We’ve had endless open letters from council leaders, business people and so on in recent months begging the government to go ahead with the scheme. Boris is likely to be especially receptive to the pleas of Andy Street, the Conservative mayor for the West Midlands, who asked each of the candidates in the Tory leadership election last year to make a pledge to support high-speed rail.
But Boris should not take seriously the argument that he will be letting down the Conservatives’ new regional heartlands if he cancels or downgrades HS2. Attempts to promote ‘the North’ as a single homogenous place, which will benefit from HS2 or suffer from its cancellation, ignore the socio-economic geography of the country. England does not consist of two halves separated by a north-south divide that can be magically bridged by a high-speed rail line. It is a patchwork made up of some places where there is plenty of wealth and opportunity and other places that are struggling.
If there is a divide between London and Manchester it is nothing like as wide as that between Manchester and the likes of Burnley, Workington and all the other places in the North West that have been bypassed by the great wave of regeneration that has transformed our largest regional city centres in the past two decades. Take a ride to Manchester Piccadilly and you can hardly tell you have left London: it is all pricey apartments, smart shops and swanky restaurants. Central Manchester is a world away from the peripheral towns where the high street has been hollowed out and few businesses will invest.
What HS2 does is link together all the places that are doing well while doing nothing to link them up with the places that are doing badly. Indeed, some of the latter will be even worse off. At least at the moment, trains from London arrive into Birmingham New Street where you can catch a connection to Walsall or West Bromwich. HS2 trains will arrive at a smart new Curzon Street, half a mile away, with no onward connections.
It is remarkable how few of the northern and midlands constituencies which the Tories won from Labour in December are in a location that will benefit from HS2. Wolverhampton? HS2 trains will not connect there. Blyth Valley? Over a hundred miles north of where HS2 will end. Workington? Will remain on a branch line with a yawning connection to Carlisle or Lancaster. Bolsover? Doesn’t have a station and still won’t after HS2. Last November, 25 councils wrote to the government opposing current plans for HS2. Some, like Doncaster, fear being left out in the cold as HS2 would inevitably lead to a reduction in quality of the high-speed link it currently enjoys down the East Coast Main Line.
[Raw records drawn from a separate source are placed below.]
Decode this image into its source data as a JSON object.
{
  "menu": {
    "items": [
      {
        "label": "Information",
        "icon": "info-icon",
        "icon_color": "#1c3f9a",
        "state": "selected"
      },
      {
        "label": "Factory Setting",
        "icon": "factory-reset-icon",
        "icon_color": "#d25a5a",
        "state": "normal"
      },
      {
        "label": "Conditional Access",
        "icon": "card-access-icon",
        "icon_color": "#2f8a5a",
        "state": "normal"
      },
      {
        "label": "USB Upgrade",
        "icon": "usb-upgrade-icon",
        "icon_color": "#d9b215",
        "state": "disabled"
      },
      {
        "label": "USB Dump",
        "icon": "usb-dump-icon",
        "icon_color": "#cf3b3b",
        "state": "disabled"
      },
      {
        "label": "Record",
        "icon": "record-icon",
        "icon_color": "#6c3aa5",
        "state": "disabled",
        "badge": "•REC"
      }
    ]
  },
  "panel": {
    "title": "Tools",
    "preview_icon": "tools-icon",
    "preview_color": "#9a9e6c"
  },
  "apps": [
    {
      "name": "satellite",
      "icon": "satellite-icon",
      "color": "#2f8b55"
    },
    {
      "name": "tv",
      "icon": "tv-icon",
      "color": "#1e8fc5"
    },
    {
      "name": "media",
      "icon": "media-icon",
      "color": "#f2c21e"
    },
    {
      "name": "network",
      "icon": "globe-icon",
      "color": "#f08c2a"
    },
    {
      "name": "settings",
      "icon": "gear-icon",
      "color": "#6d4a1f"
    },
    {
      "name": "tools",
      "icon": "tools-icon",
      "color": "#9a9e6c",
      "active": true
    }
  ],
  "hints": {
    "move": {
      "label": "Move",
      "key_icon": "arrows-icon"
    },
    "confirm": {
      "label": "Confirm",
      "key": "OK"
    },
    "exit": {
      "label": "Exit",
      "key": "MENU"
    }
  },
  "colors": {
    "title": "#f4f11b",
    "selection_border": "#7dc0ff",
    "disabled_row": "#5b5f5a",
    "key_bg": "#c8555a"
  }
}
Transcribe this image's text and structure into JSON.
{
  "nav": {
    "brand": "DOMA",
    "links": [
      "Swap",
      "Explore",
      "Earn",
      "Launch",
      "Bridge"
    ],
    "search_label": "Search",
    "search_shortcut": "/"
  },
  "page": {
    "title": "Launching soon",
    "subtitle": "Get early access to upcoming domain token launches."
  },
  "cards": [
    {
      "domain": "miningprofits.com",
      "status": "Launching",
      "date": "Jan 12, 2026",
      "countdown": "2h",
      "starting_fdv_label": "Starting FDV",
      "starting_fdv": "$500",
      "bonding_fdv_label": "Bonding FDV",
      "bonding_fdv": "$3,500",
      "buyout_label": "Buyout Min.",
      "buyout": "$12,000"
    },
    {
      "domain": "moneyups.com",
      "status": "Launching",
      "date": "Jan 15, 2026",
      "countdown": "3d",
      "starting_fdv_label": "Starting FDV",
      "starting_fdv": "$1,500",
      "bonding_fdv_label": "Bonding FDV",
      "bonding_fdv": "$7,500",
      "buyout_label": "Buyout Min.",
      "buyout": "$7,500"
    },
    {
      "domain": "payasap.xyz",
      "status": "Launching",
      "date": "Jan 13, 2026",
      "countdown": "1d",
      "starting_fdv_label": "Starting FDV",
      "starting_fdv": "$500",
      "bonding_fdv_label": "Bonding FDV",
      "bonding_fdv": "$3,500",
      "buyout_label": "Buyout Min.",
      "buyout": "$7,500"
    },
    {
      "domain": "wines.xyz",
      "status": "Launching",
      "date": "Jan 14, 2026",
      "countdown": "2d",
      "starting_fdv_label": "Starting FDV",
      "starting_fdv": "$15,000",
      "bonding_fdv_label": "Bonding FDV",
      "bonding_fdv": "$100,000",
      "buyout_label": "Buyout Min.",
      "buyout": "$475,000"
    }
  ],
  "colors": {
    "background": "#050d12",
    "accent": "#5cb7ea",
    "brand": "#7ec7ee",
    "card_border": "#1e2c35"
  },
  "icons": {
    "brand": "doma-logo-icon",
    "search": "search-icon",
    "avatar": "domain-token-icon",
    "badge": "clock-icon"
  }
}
If the government wants to consult across the North and ask what public transport improvements would make the most difference to them, it would end up with a programme of rail and bus that would look nothing like HS2. Boris has nothing to fear from cancelling the project – so long, that is, that he offers other transport improvements in its place.